For over thirty years, Erno Rubik has hooked generations of kids and adults with his twist turning puzzle. Over 450 million cubes have been sold worldwide to date and the cube has become a global icon for logical thinking and problem solving.
But the cube can be more than just a puzzle. It can be a metaphor for approaching life’s problems.
Lesson 1: It is easier to create chaos than to create order.
Few people can solve a Rubik’s cube. Meanwhile, anyone can scramble a cube.
It takes no special skill or knowledge. And it can be done quickly: A dozen or so turns is sufficient to scramble a standard cube to the point that only the most skilled of solvers can reconstruct the moves.
But creating order comes from focused, deliberate and consistent effort.
Lesson 2: Approaching order sometimes involves creating more chaos.
The first phase of any algorithm for solving the Rubik’s cube involves picking one side or one layer and solving it. The next phase is to solve the middle layer. This is impossible to do without temporarily “scrambling” the top layer. There is an order in this disruption: it’s really a process of moving the finished work out of the way. But to observers, it looks like destruction of previous work.
When taking on large tasks, we can get frustrated if the work we’ve already done has to be temporarily dismantled, but steps backward are often necessarily to move forward successfully.
Lesson 3: You cannot resolve chaos all at once. Pick your battles.
Speed cubers who solve the cube in a matter of seconds may well see how to coalesce the entire chaos at once, but for most of us, slow and steady wins the race. The main strategy seen in guide after guide for solving the cube is: Solve one side. Then solve the middle. Then solve the corners, then the last four side pieces (or vice versa).
When new learners approach the cube, they most often want to solve everything at once which isn’t possible.
Likewise in life: Don’t try to solve everything all at once. If you’re tackling the issue of time management, don’t go after every act of time management all at once. Take one step at a time. Pick your battles, and focus.
Lesson 4: To the uninitiated, systematic applications of complex patterns look like magic.
We marvel at people who can solve the cube within a few minutes or even second.
It’s worthwhile to remember they are not doing anything magical.

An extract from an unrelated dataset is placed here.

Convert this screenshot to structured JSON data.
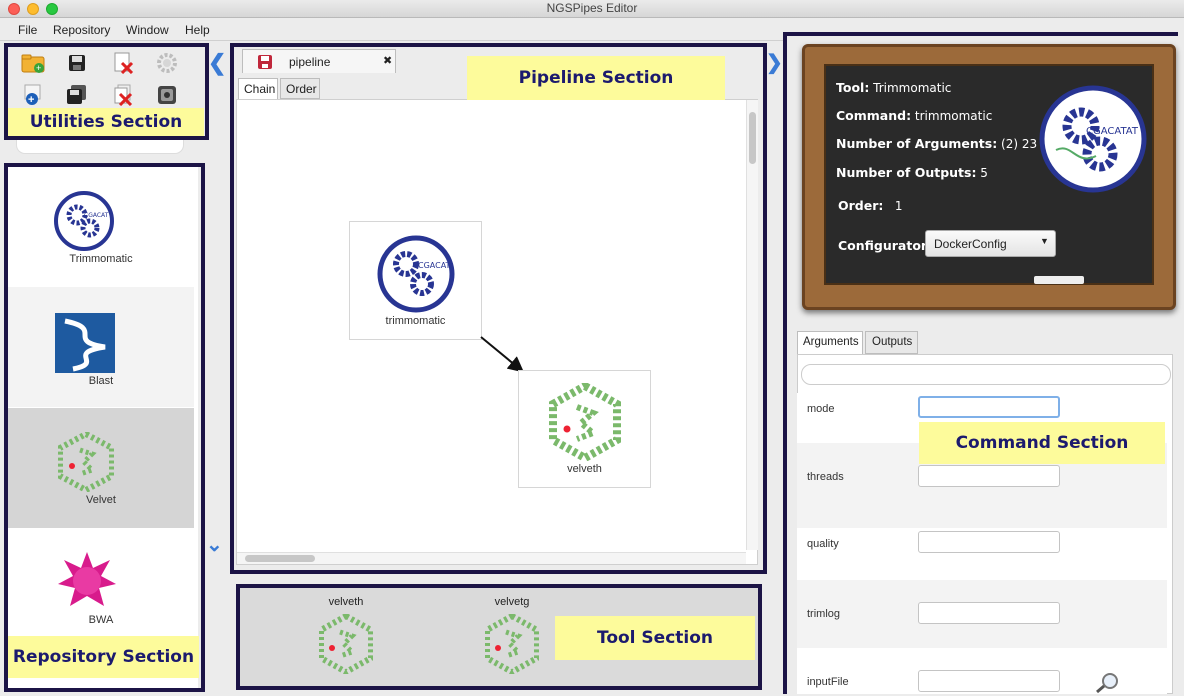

Any chaos can be brought to order with the right strategy. Some strategies are more complicated than others, and outside observers won’t necessarily see the strategies being used. The efficacy of a strategy is not in how it looks to outsiders, but in whether it works.
- Credit: Paul Hartzer for the goodmenproject.com